How to Gilman

Every now and again a player will yell “Gilman” at the top of his lungs. For everyone unfamiliar with this lacrosse-specific term, a “Gilman” is throwing the ball as far as possible towards your opponent’s goal from your defensive end. There are a lot of other variations: “throw it, bomb it, launch it, toss it, and deep” are a few. However, the term Gilman has stood the test of time, and new lacrosse fans can expect to hear it at least once per game.

Unfortunately, the correct method to launch the ball is applied incorrectly by about 50% of youth lacrosse teams. To properly apply a Gilman clear, players must aim for two specific targets on the field, which are diagrammed below:

How to Gilman

How to Gilman

On the above diagram, there are two red targets. These are the two areas on the field that a proper Gilman should be directed towards. Often, coaches will yell “throw it up!” Then their player throws it twelve yards in front of them, the other team picks up the ball, and runs down and scores in transition. The objective of the Gilman it to give your offense, specifically the attackmen, a chance to pick up a ground ball and start a settled offense.

Aiming for the two sides of the field, beyond the restraining line, gives attackman a chance to pick up the ball. Also, by throwing the ball over and beyond the midfield line, it avoids a fast transition by the opposing team if they pick up the ball. Instead of having to run twelve yards towards the goal, the other team now has to run forty plus yards. That gives your team plenty of time to ride and settle the defense.

Remember players, if you get into a bind and you need to throw the ball upfield. Launch it as far as you possibly can. If you do not, you run the risk of shorting the pass, and giving an easy turn-over to your opponent.

Featured Image Credit – www.insideflorida.com

Cheers,
Gordon

About Lou Corsetti

Gordon is a born lacrosse official who played for ten years before realizing he'd much rather ref the game than play it. He lives in Atlanta, Georgia and officiates youth, high school, and collegiate men's lacrosse games all over the southeast. His passion is educating and training officials, coaches, players, parents and all other fans on the rules of lacrosse, it's history, and how best to develop lacrosse in new areas.

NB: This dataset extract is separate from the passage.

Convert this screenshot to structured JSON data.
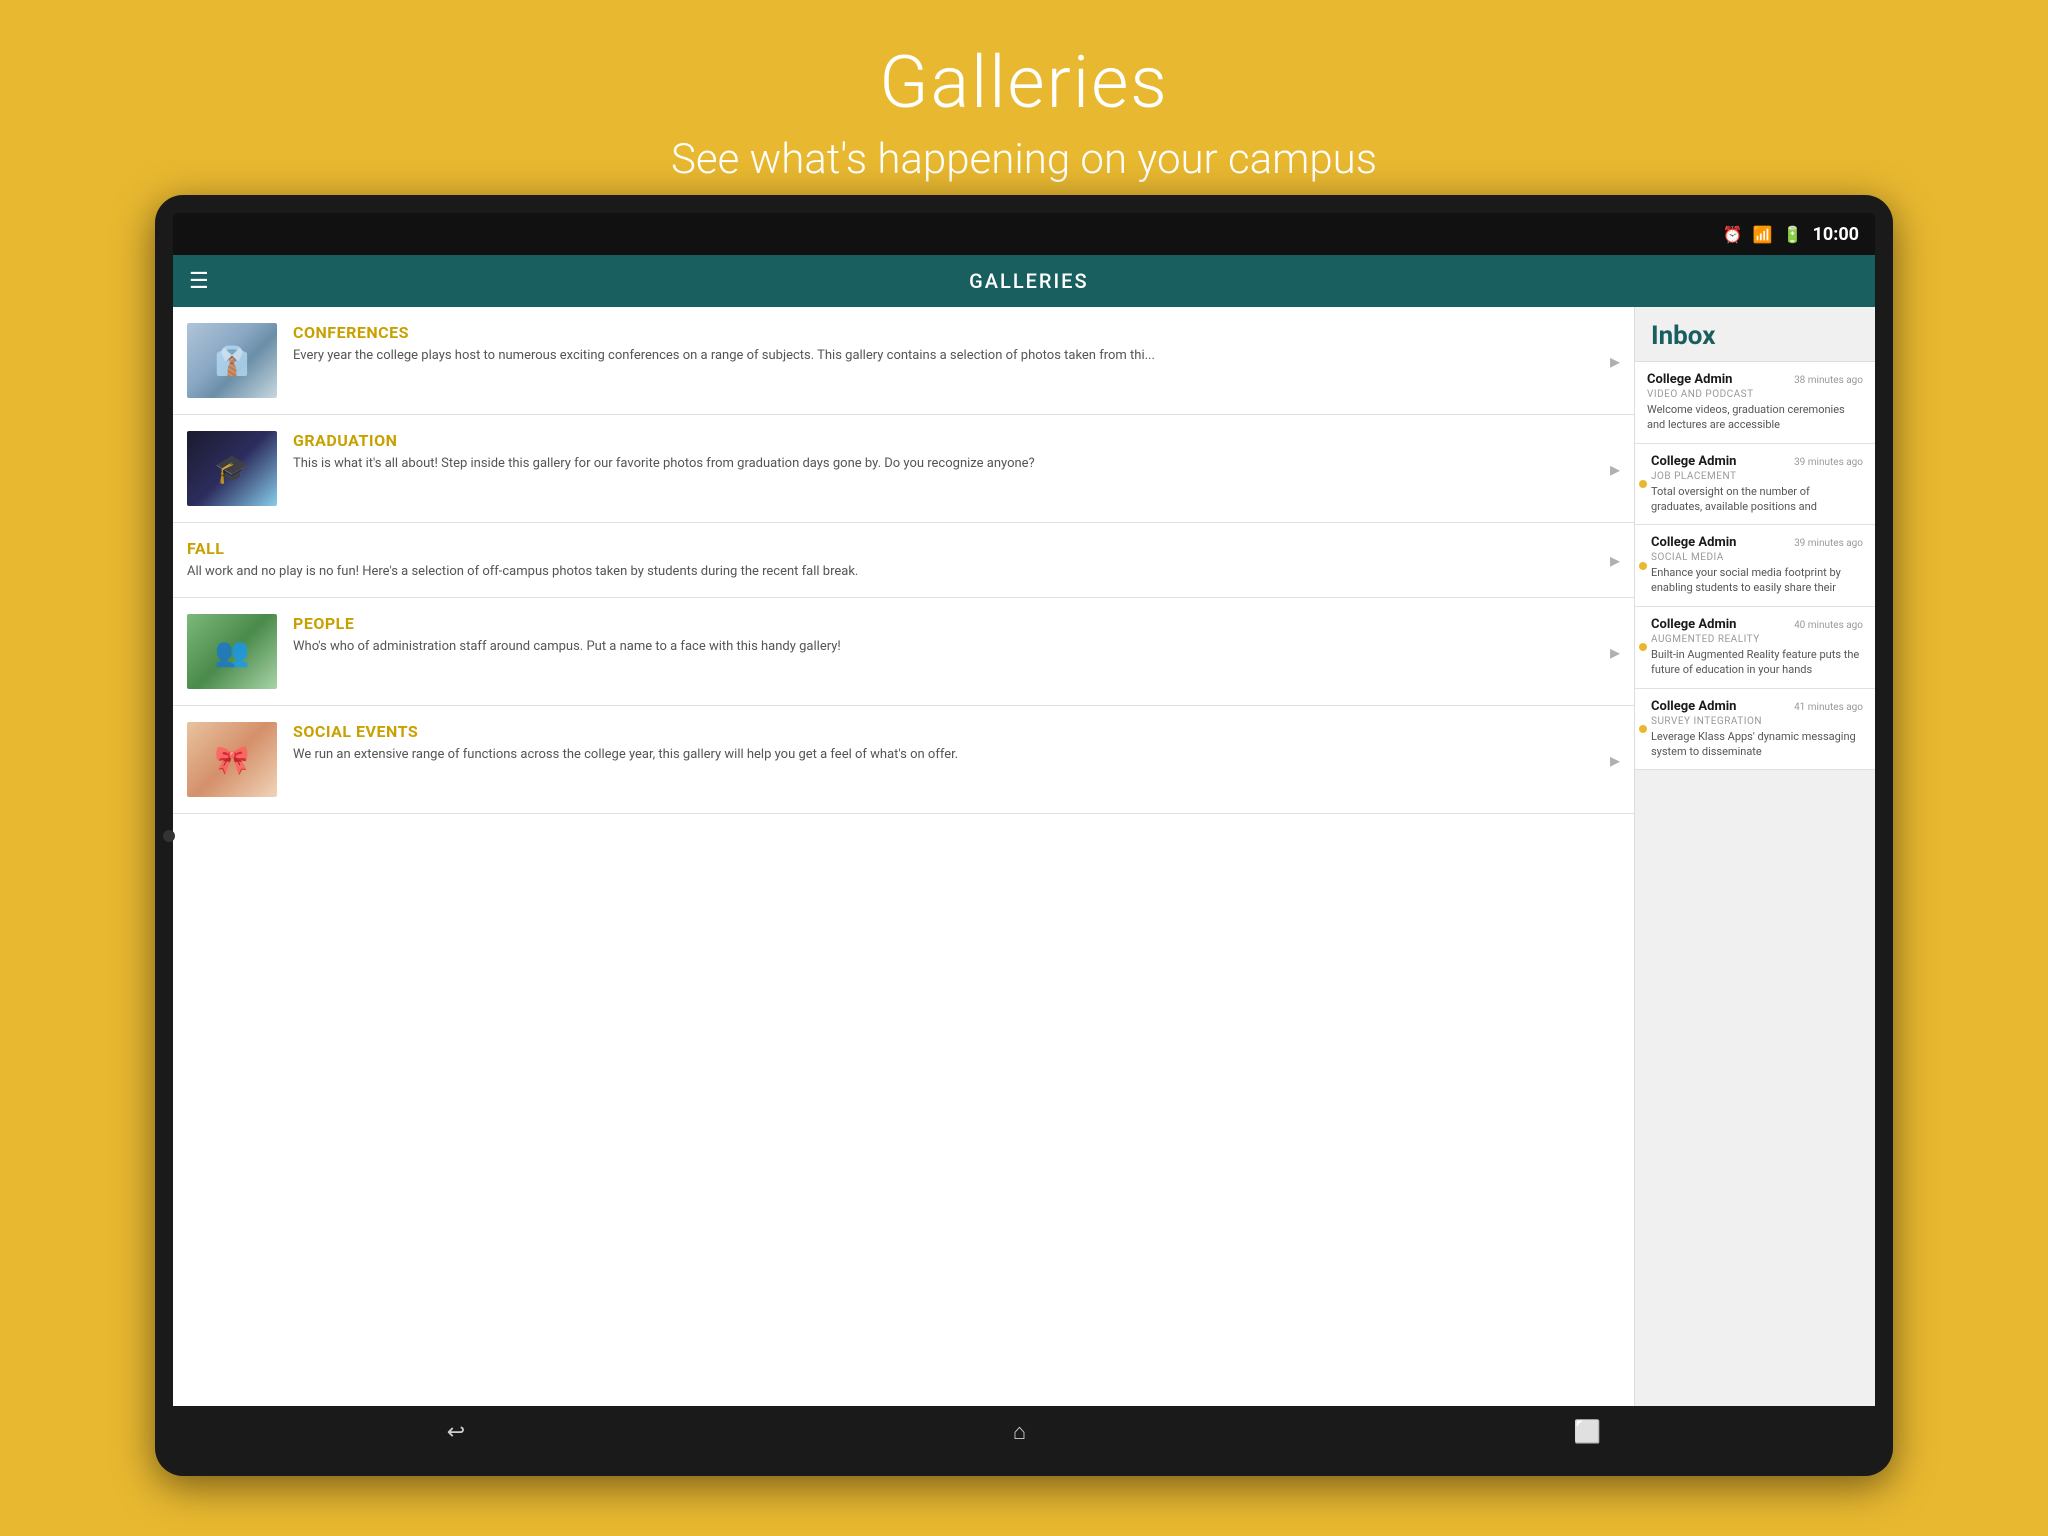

Leave a Reply

Your email address will not be published. Required fields are marked *